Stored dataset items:

--

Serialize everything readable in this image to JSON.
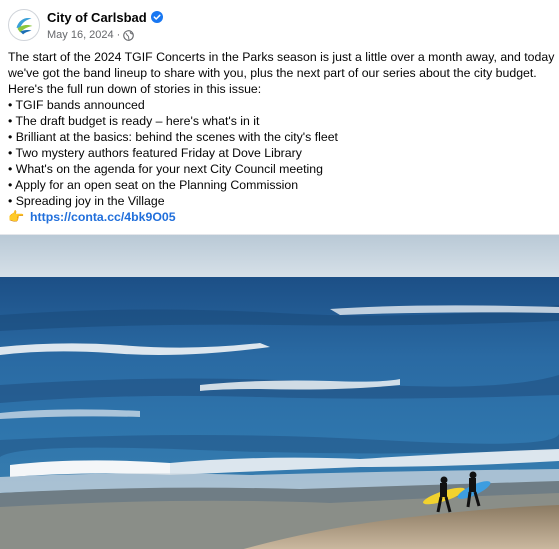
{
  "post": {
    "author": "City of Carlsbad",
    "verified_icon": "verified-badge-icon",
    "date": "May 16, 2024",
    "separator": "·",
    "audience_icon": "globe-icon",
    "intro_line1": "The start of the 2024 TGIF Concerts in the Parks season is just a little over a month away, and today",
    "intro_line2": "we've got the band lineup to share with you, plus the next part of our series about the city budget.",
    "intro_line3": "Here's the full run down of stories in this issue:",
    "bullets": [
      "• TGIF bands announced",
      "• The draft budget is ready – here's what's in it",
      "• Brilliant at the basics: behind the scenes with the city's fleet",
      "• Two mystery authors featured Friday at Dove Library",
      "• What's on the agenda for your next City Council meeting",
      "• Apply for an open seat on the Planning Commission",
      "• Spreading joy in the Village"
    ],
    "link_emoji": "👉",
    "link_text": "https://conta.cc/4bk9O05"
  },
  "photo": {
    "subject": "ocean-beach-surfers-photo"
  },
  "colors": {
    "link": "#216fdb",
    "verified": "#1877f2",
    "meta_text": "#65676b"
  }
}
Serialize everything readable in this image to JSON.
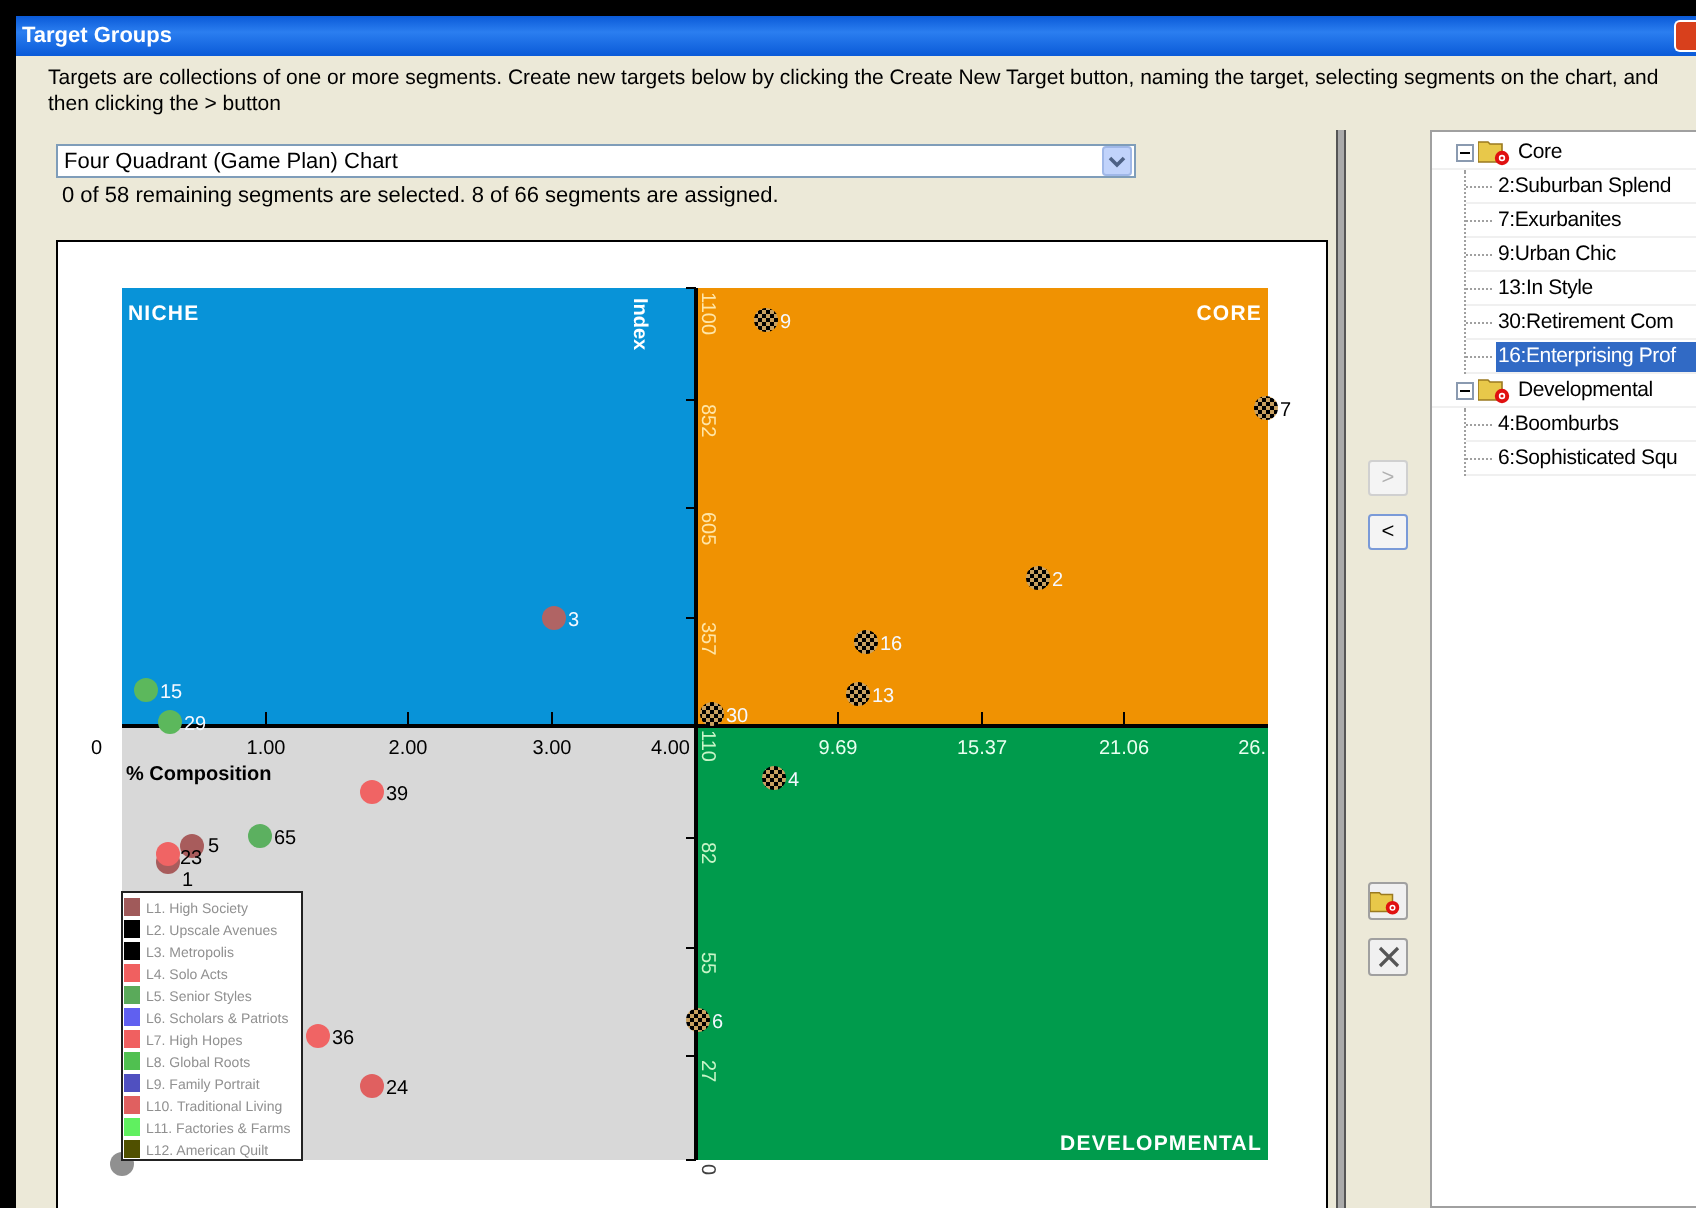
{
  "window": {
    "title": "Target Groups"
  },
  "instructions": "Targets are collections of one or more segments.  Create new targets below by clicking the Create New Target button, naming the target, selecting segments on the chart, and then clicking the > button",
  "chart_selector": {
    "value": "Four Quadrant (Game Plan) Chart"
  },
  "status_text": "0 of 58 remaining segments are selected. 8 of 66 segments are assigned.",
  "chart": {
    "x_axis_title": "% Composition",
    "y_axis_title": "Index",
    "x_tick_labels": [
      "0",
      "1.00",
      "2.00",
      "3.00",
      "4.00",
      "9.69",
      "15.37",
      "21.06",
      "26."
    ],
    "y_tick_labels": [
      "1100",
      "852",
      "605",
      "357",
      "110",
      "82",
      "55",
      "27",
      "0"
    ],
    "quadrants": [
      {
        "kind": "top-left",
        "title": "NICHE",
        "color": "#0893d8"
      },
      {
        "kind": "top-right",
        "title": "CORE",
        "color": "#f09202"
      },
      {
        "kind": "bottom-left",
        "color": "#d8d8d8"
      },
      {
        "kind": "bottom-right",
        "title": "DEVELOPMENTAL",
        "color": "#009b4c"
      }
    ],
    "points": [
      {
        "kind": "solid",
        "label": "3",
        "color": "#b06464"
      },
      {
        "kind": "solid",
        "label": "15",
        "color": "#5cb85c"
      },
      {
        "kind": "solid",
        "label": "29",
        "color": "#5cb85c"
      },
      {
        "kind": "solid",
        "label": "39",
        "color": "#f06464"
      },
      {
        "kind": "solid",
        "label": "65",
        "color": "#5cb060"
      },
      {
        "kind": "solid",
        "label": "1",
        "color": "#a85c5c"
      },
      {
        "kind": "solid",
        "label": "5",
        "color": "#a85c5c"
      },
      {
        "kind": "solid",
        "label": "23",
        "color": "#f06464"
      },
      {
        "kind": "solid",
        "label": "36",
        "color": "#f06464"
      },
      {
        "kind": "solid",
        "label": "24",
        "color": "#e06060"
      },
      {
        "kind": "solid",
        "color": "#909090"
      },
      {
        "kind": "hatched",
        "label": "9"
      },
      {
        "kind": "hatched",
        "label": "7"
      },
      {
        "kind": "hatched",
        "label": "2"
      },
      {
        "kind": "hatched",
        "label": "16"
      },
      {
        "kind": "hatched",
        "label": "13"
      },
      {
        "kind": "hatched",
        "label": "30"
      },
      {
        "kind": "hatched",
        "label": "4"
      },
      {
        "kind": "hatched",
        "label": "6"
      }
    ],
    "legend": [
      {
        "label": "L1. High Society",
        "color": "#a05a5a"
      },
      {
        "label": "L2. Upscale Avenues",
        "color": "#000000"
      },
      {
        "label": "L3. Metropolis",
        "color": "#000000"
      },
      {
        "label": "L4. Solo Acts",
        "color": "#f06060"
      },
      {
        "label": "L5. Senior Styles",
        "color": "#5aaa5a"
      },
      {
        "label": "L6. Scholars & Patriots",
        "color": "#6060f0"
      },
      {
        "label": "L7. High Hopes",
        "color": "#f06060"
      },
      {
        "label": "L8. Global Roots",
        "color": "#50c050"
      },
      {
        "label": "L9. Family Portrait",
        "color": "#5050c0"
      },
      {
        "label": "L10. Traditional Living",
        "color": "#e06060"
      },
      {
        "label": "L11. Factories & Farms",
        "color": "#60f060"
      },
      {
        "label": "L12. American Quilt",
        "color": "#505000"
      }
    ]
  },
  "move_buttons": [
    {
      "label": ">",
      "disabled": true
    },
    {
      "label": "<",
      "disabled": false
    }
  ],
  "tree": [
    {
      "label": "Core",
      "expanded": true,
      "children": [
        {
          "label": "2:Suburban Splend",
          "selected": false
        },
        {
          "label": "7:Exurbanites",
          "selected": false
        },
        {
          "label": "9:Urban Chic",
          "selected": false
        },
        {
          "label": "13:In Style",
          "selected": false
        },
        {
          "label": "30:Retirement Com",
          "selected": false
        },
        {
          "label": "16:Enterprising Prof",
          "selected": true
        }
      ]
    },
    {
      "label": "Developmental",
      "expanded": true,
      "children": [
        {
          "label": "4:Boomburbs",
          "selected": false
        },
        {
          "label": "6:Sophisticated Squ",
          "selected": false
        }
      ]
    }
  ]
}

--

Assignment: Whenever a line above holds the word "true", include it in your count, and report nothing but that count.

Exercise solution: 4